“In the middle of this coronavirus pandemic, and as the market continues to evolve, it has been the product that really started to show us a new phase of Rolls-Royce, focusing onto the post-opulence era,” Rolls-Royce Motor Cars Americas CEO Martin Fritsches said. “And obviously, we’ve been able to embed all of the technology features, but in a more subtle, and let’s say, ‘less opulent’ way.”
For the automaker, a delay in production for the new Ghost, ‘entry-level’ Rolls-Royce, wasn’t an option. After 2019, the momentum had to be maintained, and the luxury market wasn’t going to wait. Car sales, even at the top end, have been steadily climbing higher amid clear economic contraction and increasing unemployment rates.
“Our customer base not only is changing, it’s becoming more and more young,” Fritsches says. “They are absolutely very demanding.”
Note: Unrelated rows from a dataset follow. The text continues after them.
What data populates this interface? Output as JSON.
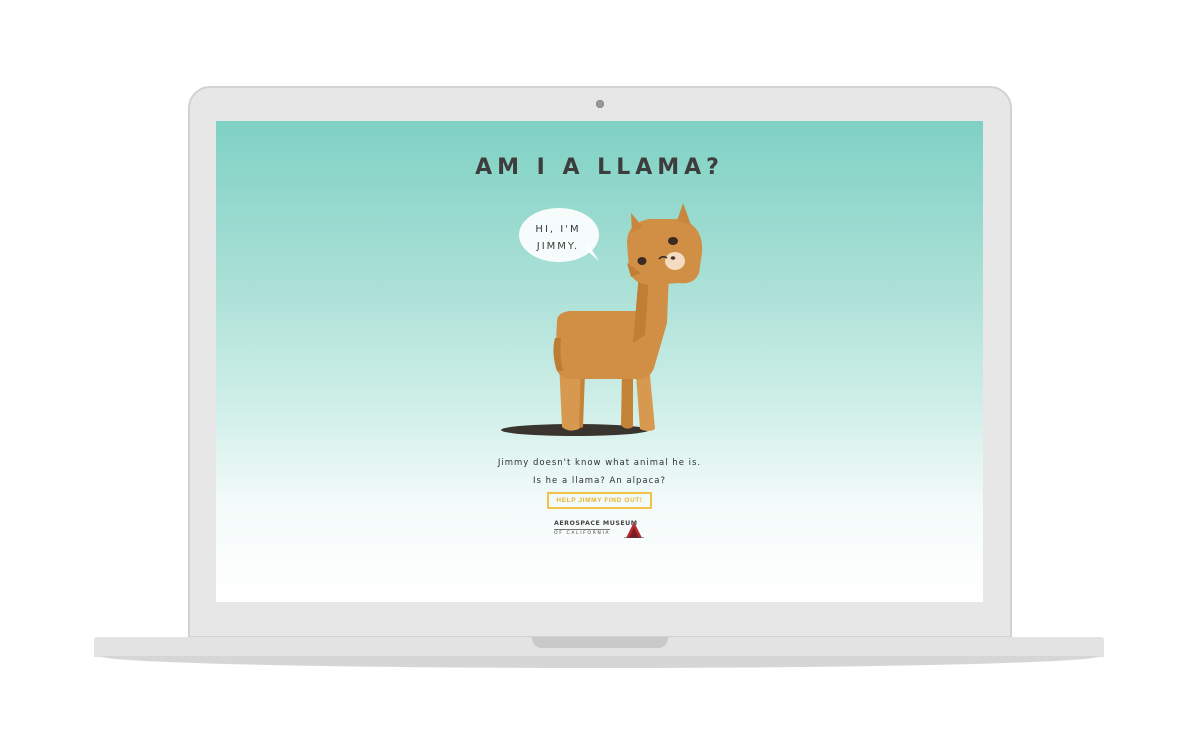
{
  "page": {
    "title": "AM I A LLAMA?",
    "speech_bubble": {
      "line1": "HI, I'M",
      "line2": "JIMMY."
    },
    "description_line1": "Jimmy doesn't know what animal he is.",
    "description_line2": "Is he a llama? An alpaca?",
    "cta_label": "HELP JIMMY FIND OUT!",
    "sponsor_logo": {
      "line1": "AEROSPACE MUSEUM",
      "line2": "OF CALIFORNIA"
    }
  },
  "colors": {
    "gradient_top": "#7fd1c4",
    "gradient_bottom": "#ffffff",
    "llama_body": "#d08f44",
    "cta_border": "#f2c14a",
    "title_text": "#3d3d3d"
  }
}
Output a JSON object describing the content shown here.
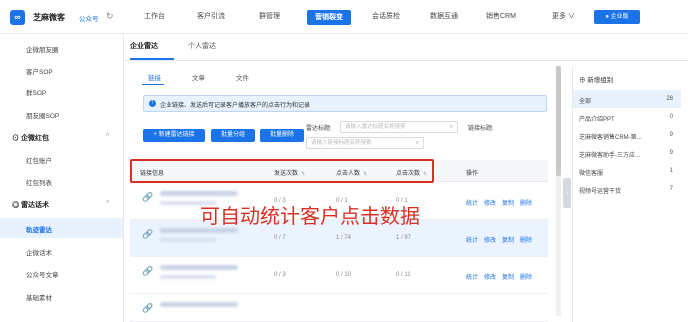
{
  "header": {
    "logo_char": "∞",
    "brand": "芝麻微客",
    "account_label": "公众号",
    "nav": [
      "工作台",
      "客户引流",
      "群管理",
      "营销裂变",
      "会话质检",
      "数据互通",
      "销售CRM",
      "更多 ∨"
    ],
    "active_nav": "营销裂变",
    "enterprise_button": "● 企业版"
  },
  "sidebar": {
    "items_top": [
      "企微朋友圈",
      "客户SOP",
      "群SOP",
      "朋友圈SOP"
    ],
    "group1": "企微红包",
    "group1_items": [
      "红包账户",
      "红包列表"
    ],
    "group2": "雷达话术",
    "active_item": "轨迹雷达",
    "group2_items": [
      "企微话术",
      "公众号文章",
      "基础素材"
    ]
  },
  "content": {
    "tabs": [
      "企业雷达",
      "个人雷达"
    ],
    "subtabs": [
      "链接",
      "文章",
      "文件"
    ],
    "notice": "企业链接、发送后可记录客户播放客户的点击行为和记录",
    "buttons": {
      "new": "+ 新建雷达链接",
      "batch_group": "批量分组",
      "batch_delete": "批量删除"
    },
    "radar_title_label": "雷达标题:",
    "radar_title_placeholder": "请输入雷达标题名称搜索",
    "link_title_label": "链接标题:",
    "link_title_placeholder": "请输入链接标题名称搜索",
    "table": {
      "headers": [
        "链接信息",
        "发送次数",
        "点击人数",
        "点击次数",
        "操作"
      ],
      "rows": [
        {
          "send": "0 / 3",
          "people": "0 / 1",
          "clicks": "0 / 1"
        },
        {
          "send": "0 / 7",
          "people": "1 / 74",
          "clicks": "1 / 97"
        },
        {
          "send": "0 / 3",
          "people": "0 / 10",
          "clicks": "0 / 11"
        }
      ],
      "ops": [
        "统计",
        "修改",
        "复制",
        "删除"
      ]
    },
    "overlay": "可自动统计客户点击数据"
  },
  "right_panel": {
    "add_group": "⊕ 新增组别",
    "groups": [
      {
        "name": "全部",
        "count": "28"
      },
      {
        "name": "产品介绍PPT",
        "count": "0"
      },
      {
        "name": "芝麻微客销售CRM-第...",
        "count": "9"
      },
      {
        "name": "芝麻微客助手-三方应...",
        "count": "9"
      },
      {
        "name": "微信客服",
        "count": "1"
      },
      {
        "name": "视频号运营干货",
        "count": "7"
      }
    ]
  },
  "colors": {
    "primary": "#1a73e8",
    "highlight": "#d93025"
  }
}
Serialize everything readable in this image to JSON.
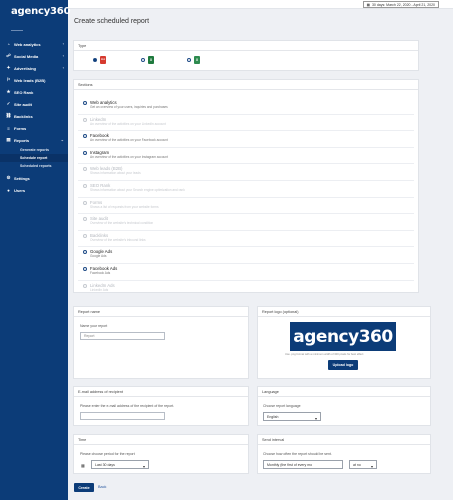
{
  "app": {
    "logo": "agency360",
    "logo_tagline": "———",
    "date_range": "30 days: March 22, 2020 - April 21, 2020",
    "date_icon": "calendar-icon"
  },
  "sidebar": {
    "items": [
      {
        "label": "Web analytics",
        "icon": "chart-icon",
        "glyph": "◔",
        "chevron": true
      },
      {
        "label": "Social Media",
        "icon": "share-icon",
        "glyph": "☍",
        "chevron": true
      },
      {
        "label": "Advertising",
        "icon": "megaphone-icon",
        "glyph": "✦",
        "chevron": true
      },
      {
        "label": "Web leads (B2B)",
        "icon": "leads-icon",
        "glyph": "⚐",
        "chevron": false
      },
      {
        "label": "SEO Rank",
        "icon": "rank-icon",
        "glyph": "★",
        "chevron": false
      },
      {
        "label": "Site audit",
        "icon": "audit-icon",
        "glyph": "✓",
        "chevron": false
      },
      {
        "label": "Backlinks",
        "icon": "link-icon",
        "glyph": "⛓",
        "chevron": false
      },
      {
        "label": "Forms",
        "icon": "form-icon",
        "glyph": "≡",
        "chevron": false
      },
      {
        "label": "Reports",
        "icon": "report-icon",
        "glyph": "▤",
        "chevron": true
      }
    ],
    "subitems": [
      "Generate reports",
      "Schedule report",
      "Scheduled reports"
    ],
    "bottom": [
      {
        "label": "Settings",
        "icon": "gear-icon",
        "glyph": "⚙"
      },
      {
        "label": "Users",
        "icon": "user-icon",
        "glyph": "●"
      }
    ]
  },
  "page": {
    "title": "Create scheduled report"
  },
  "type_card": {
    "title": "Type",
    "options": [
      {
        "icon": "pdf-file-icon",
        "glyph": "PDF",
        "color": "#d63a2f",
        "selected": true
      },
      {
        "icon": "excel-file-icon",
        "glyph": "X",
        "color": "#1f7a3e",
        "selected": false
      },
      {
        "icon": "excel-file-icon",
        "glyph": "X",
        "color": "#2e8b4f",
        "selected": false
      }
    ]
  },
  "sections_card": {
    "title": "Sections",
    "items": [
      {
        "name": "Web analytics",
        "desc": "Get an overview of your users, inquiries and purchases",
        "enabled": true
      },
      {
        "name": "LinkedIn",
        "desc": "An overview of the activities on your LinkedIn account",
        "enabled": false
      },
      {
        "name": "Facebook",
        "desc": "An overview of the activities on your Facebook account",
        "enabled": true
      },
      {
        "name": "Instagram",
        "desc": "An overview of the activities on your Instagram account",
        "enabled": true
      },
      {
        "name": "Web leads (B2B)",
        "desc": "Shows information about your leads",
        "enabled": false
      },
      {
        "name": "SEO Rank",
        "desc": "Shows information about your Search engine optimization and rank",
        "enabled": false
      },
      {
        "name": "Forms",
        "desc": "Shows a list of requests from your website forms",
        "enabled": false
      },
      {
        "name": "Site audit",
        "desc": "Overview of the website's technical condition",
        "enabled": false
      },
      {
        "name": "Backlinks",
        "desc": "Overview of the website's inbound links",
        "enabled": false
      },
      {
        "name": "Google Ads",
        "desc": "Google Ads",
        "enabled": true
      },
      {
        "name": "Facebook Ads",
        "desc": "Facebook Ads",
        "enabled": true
      },
      {
        "name": "LinkedIn Ads",
        "desc": "LinkedIn Ads",
        "enabled": false
      }
    ]
  },
  "report_name": {
    "title": "Report name",
    "label": "Name your report",
    "placeholder": "Report"
  },
  "report_logo": {
    "title": "Report logo (optional)",
    "logo_text": "agency360",
    "hint": "Use .png format with a minimum width of 300 pixels for best effect",
    "button": "Upload logo"
  },
  "email": {
    "title": "E-mail address of recipient",
    "label": "Please enter the e-mail address of the recipient of the report.",
    "value": ""
  },
  "language": {
    "title": "Language",
    "label": "Choose report language",
    "value": "English"
  },
  "time": {
    "title": "Time",
    "label": "Please choose period for the report",
    "value": "Last 30 days"
  },
  "interval": {
    "title": "Send interval",
    "label": "Choose how often the report should be sent.",
    "value": "Monthly (the first of every mo",
    "time_value": "at no"
  },
  "actions": {
    "create": "Create",
    "back": "Back"
  }
}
He says the new Ghost is a direct response to Rolls-Royce’s evolving high-end consumer. These younger clients are progressively going the bespoke route with customized requests “dramatically” increasing, he described.
With the Ghost being Rolls’ most well-known product, its success is paramount for the automaker’s North American aspirations.
“With our current product lineup and further encouraging the customization and the … personalized approach, our trend is to continue expanding our business here, particularly in the U.S., but also markets like Canada,” Fritsches said.
It was no secret that the outgoing Ghost required some update given it was last updated in 2014 and it needed to get back on par with the latest and greatest in terms of tech, comfort, and aesthetics.